The discovery was made in the sunken ancient city of Thonis-Heracleion, seven kilometres off the Bay of Abou Qir, by a joint Egyptian-French archaeological mission
The find was announced by the European Institute for Underwater Archaeology (IEASM), which has been working at the site since its discovery by the institute’s president Franck Goddio in 2000.
The remains of the Amun temple comprise huge blocks of stone which are believed to have collapsed during a cataclysmic event dated by the team to the mid-second century BC.
Precious items belonging to the temple’s treasury were found, including silver ritual instruments, gold jewellery and alabaster containers which held perfumes.
“They bear witness to the wealth of this sanctuary and the piety of the former inhabitants of the port city,” the institute said.
A few metres beneath the remains of the temple, underground structures dating to the 5th century were located, still supported by well-preserved wooden posts and beams.
The mission was aided in its discovery by new exploration technology that allowed objects buried underneath several metres of clay to be found.
“It is extremely moving to discover such delicate objects, which survived intact despite the violence and magnitude of the cataclysm,” Dr Goddio said.

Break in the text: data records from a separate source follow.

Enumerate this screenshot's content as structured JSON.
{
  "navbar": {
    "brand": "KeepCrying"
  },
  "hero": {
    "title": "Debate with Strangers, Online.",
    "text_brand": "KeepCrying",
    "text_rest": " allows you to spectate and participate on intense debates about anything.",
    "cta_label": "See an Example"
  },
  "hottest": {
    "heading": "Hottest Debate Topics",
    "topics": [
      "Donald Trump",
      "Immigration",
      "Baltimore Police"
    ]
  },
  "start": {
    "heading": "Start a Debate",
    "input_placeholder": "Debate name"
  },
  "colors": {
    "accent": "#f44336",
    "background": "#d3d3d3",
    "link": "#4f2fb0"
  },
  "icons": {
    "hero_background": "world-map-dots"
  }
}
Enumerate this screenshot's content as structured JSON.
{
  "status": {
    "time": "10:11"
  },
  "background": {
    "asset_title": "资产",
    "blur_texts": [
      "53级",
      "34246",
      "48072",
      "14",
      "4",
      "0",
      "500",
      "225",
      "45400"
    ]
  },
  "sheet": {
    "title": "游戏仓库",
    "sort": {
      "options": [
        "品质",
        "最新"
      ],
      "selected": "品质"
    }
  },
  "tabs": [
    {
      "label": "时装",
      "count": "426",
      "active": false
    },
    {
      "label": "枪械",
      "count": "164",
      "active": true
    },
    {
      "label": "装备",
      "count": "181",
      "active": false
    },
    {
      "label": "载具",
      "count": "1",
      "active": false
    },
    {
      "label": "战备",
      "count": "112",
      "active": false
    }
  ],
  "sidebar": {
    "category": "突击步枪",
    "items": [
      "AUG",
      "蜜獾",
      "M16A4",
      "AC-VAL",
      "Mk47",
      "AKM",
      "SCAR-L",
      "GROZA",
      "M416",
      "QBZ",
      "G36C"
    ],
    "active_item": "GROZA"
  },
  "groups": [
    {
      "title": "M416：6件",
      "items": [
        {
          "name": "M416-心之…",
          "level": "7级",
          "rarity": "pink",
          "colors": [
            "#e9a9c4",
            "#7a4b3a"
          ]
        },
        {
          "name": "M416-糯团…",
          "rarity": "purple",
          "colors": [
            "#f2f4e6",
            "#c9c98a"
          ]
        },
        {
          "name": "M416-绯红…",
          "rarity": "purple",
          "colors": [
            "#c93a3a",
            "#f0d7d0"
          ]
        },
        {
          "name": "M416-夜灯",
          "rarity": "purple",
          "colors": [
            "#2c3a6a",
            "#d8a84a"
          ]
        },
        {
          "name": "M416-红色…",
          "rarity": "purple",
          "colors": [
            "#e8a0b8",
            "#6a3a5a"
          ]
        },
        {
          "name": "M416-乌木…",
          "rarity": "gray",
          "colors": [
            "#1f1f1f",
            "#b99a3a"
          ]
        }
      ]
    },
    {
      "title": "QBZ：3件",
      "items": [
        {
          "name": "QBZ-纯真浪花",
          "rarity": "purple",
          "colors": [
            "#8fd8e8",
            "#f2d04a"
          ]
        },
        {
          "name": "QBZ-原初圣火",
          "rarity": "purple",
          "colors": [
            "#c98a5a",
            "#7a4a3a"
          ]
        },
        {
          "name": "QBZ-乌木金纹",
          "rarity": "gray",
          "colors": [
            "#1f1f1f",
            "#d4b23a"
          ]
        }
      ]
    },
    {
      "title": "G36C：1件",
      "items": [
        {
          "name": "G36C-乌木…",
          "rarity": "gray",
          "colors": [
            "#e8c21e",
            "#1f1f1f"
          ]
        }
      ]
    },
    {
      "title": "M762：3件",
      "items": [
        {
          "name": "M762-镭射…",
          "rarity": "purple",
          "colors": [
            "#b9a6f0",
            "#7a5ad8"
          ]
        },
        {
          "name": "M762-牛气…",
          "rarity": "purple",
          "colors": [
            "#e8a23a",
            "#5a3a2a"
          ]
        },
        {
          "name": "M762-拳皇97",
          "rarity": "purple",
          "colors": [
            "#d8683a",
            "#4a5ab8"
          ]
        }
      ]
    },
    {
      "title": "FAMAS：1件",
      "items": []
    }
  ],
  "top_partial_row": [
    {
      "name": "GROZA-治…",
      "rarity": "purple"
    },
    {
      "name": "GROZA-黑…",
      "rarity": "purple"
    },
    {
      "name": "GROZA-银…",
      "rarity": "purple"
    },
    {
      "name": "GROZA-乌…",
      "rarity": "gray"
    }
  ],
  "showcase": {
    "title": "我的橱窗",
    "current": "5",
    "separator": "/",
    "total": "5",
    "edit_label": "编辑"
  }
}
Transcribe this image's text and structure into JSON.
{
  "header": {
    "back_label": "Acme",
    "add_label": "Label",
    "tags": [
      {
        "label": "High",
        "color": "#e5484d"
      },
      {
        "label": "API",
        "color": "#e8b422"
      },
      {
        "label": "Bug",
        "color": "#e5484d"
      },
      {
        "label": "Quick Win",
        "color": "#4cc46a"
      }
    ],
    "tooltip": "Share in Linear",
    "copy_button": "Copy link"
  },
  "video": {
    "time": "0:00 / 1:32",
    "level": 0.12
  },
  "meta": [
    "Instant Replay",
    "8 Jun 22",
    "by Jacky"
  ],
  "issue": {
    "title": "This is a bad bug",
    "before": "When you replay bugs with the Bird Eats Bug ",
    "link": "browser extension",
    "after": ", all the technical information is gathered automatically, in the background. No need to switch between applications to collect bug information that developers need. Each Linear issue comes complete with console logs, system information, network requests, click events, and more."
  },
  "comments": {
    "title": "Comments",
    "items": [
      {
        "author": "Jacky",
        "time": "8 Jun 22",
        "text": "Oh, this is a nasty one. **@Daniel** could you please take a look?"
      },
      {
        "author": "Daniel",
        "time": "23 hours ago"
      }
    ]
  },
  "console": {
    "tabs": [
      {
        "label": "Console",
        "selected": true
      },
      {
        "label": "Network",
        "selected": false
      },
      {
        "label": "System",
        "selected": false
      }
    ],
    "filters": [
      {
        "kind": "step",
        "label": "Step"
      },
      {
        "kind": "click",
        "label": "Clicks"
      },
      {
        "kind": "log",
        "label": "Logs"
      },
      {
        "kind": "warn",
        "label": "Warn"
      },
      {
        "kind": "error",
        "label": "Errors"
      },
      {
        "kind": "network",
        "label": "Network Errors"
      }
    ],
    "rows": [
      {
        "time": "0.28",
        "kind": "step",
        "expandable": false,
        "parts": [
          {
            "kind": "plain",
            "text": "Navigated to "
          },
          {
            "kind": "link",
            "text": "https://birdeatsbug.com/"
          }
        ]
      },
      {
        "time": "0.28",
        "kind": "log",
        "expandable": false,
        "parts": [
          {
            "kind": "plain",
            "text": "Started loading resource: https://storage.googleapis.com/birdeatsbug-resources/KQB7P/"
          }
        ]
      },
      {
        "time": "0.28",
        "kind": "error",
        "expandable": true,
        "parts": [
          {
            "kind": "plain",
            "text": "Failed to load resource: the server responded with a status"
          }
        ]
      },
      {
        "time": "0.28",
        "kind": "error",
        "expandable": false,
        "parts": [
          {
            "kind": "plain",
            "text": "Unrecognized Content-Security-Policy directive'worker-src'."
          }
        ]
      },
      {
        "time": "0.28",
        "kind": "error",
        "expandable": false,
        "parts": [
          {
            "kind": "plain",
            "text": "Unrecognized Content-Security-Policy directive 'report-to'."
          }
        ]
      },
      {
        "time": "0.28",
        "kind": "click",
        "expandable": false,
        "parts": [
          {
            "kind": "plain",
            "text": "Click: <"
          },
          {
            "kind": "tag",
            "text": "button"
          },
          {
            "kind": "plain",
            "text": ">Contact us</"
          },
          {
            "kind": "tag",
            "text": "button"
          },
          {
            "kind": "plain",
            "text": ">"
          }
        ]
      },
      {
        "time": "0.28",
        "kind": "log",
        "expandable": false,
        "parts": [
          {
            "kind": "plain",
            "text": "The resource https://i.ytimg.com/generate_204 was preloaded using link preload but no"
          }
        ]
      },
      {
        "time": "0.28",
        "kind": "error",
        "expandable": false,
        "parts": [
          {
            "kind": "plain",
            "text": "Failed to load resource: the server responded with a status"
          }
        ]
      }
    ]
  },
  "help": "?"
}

A sanctuary dedicated to the Greek goddess Aphrodite was discovered at the site, where bronze and ceramic artefacts were unearthed.
The artefacts found at the Amun temple are believed to have been imported from Greece.
Thonis-Heracleion was Egypt’s largest Mediterranean port for centuries until the foundation of Alexandria in 331BC.
The city became submerged following earthquakes that caused tidal waves and land liquefaction that left 110 square kilometres of the Nile Delta underwater.
The submersion was also due, in part, to rising sea levels.
The existence of the Aphrodie sanctuary temple suggests that Greeks were allowed to relocate, live and worship in the ancient city.
Thonis-Heracleion therefore witnessed the beginning of extensive trade between ancient Egypt and Greece that lasted for millennia since both countries were powerful civilisations on the Mediterranean.
The discovery of Greek weapons at the site has also led the mission to surmise that Greek mercenaries had been stationed in the city.
“They were defending the access to the kingdom at the mouth of the Canopic Branch of the Nile. This branch was the largest and the best navigable one in antiquity,” the institute said.
Among the many treasures that have been unearthed from the sunken city since its discovery were 64 ships, 700 anchors, a trove of gold coins, statues five metres in height, and, perhaps most prominently, the remains of a huge temple to the god Amun-Gereb.